## [TRY IT]
Using "Photoshop" as the search string, find the matching lines below and copy them.

## [GIVEN RECORDS]
= Beginning of Section =
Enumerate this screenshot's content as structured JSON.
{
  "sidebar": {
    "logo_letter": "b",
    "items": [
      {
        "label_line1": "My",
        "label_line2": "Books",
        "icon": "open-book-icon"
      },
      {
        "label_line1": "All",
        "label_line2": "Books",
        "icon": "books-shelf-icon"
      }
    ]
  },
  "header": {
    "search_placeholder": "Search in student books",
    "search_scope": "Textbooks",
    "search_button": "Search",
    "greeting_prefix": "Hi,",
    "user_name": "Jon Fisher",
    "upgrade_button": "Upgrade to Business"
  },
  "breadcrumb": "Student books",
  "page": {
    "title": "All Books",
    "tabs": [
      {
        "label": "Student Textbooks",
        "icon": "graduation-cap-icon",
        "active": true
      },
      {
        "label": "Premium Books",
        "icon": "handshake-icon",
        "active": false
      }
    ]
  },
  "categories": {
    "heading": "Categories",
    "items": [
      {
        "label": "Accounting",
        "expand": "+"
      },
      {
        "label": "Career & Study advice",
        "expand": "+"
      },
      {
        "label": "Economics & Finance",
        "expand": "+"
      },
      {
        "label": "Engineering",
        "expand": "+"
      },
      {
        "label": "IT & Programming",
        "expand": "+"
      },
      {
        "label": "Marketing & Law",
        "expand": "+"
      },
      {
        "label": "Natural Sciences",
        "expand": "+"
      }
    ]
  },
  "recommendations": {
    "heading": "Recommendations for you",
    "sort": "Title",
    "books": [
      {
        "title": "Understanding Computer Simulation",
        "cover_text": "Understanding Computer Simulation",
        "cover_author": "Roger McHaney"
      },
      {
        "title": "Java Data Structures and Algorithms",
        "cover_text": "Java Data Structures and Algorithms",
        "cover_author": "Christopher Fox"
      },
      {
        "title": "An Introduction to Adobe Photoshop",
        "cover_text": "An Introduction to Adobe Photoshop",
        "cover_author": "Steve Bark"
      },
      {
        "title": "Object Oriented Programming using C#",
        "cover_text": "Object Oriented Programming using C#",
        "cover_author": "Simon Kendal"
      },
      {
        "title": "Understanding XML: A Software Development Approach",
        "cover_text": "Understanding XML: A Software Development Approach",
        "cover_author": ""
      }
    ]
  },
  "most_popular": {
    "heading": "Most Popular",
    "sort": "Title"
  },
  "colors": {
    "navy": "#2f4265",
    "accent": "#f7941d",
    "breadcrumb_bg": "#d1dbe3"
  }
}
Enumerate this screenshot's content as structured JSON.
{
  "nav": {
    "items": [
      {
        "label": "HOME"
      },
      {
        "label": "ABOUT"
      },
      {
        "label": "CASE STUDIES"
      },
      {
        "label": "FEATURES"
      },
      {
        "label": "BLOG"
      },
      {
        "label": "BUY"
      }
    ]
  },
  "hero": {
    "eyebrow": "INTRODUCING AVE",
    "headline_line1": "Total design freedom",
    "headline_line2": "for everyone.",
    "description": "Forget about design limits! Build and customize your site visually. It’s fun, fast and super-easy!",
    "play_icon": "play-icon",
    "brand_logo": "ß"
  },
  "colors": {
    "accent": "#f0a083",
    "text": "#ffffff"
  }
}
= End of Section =
## [THE COMPLETED TASK]
        "title": "An Introduction to Adobe Photoshop",
        "cover_text": "An Introduction to Adobe Photoshop",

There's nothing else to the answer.